▶ **Task requirements**: Check every line of the entries below for the word "progress". Then give the number of lines that have it, with nothing added.

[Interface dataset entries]
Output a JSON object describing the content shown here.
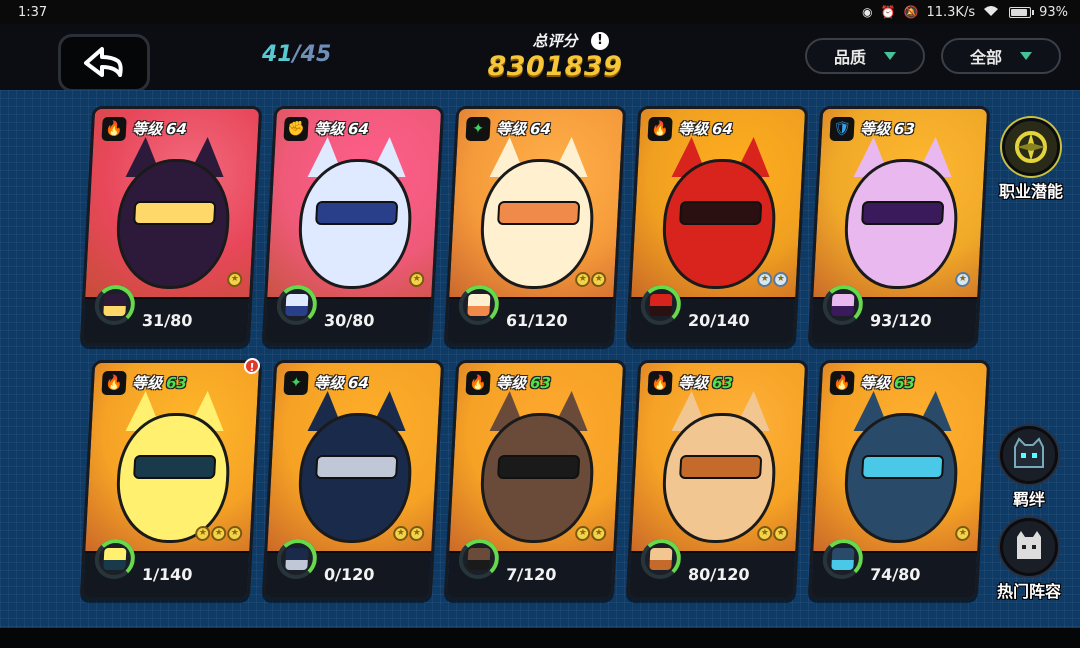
{
  "status_bar": {
    "time": "1:37",
    "network_speed": "11.3K/s",
    "battery": "93%",
    "battery_level": 0.93,
    "icons": [
      "eye-icon",
      "alarm-icon",
      "mute-icon",
      "wifi-icon",
      "battery-icon"
    ]
  },
  "header": {
    "back_icon": "back-arrow-icon",
    "count_current": "41",
    "count_separator": "/",
    "count_total": "45",
    "score_label": "总评分",
    "score_value": "8301839",
    "info_icon": "!",
    "filter_quality": "品质",
    "filter_all": "全部",
    "accent_color": "#46c29b"
  },
  "cards": [
    {
      "level_label": "等级",
      "level": "64",
      "level_color": "white",
      "class_icon": "flame-icon",
      "progress": "31/80",
      "stars": 1,
      "star_type": "gold",
      "theme": "#e8475a",
      "alert": false
    },
    {
      "level_label": "等级",
      "level": "64",
      "level_color": "white",
      "class_icon": "fist-icon",
      "progress": "30/80",
      "stars": 1,
      "star_type": "gold",
      "theme": "#f05a7a",
      "alert": false
    },
    {
      "level_label": "等级",
      "level": "64",
      "level_color": "white",
      "class_icon": "sparkle-icon",
      "progress": "61/120",
      "stars": 2,
      "star_type": "gold",
      "theme": "#f59a3a",
      "alert": false
    },
    {
      "level_label": "等级",
      "level": "64",
      "level_color": "white",
      "class_icon": "flame-icon",
      "progress": "20/140",
      "stars": 2,
      "star_type": "blue",
      "theme": "#f0a020",
      "alert": false
    },
    {
      "level_label": "等级",
      "level": "63",
      "level_color": "white",
      "class_icon": "shield-icon",
      "progress": "93/120",
      "stars": 1,
      "star_type": "blue",
      "theme": "#f0a828",
      "alert": false
    },
    {
      "level_label": "等级",
      "level": "63",
      "level_color": "green",
      "class_icon": "flame-icon",
      "progress": "1/140",
      "stars": 3,
      "star_type": "gold",
      "theme": "#f5a225",
      "alert": true
    },
    {
      "level_label": "等级",
      "level": "64",
      "level_color": "white",
      "class_icon": "sparkle-icon",
      "progress": "0/120",
      "stars": 2,
      "star_type": "gold",
      "theme": "#f5a225",
      "alert": false
    },
    {
      "level_label": "等级",
      "level": "63",
      "level_color": "green",
      "class_icon": "flame-icon",
      "progress": "7/120",
      "stars": 2,
      "star_type": "gold",
      "theme": "#f5a225",
      "alert": false
    },
    {
      "level_label": "等级",
      "level": "63",
      "level_color": "green",
      "class_icon": "flame-icon",
      "progress": "80/120",
      "stars": 2,
      "star_type": "gold",
      "theme": "#f5a225",
      "alert": false
    },
    {
      "level_label": "等级",
      "level": "63",
      "level_color": "green",
      "class_icon": "flame-icon",
      "progress": "74/80",
      "stars": 1,
      "star_type": "gold",
      "theme": "#f5a225",
      "alert": false
    }
  ],
  "side_buttons": {
    "potential": "职业潜能",
    "bond": "羁绊",
    "popular_lineup": "热门阵容"
  }
}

▶ **Problem solution**: 10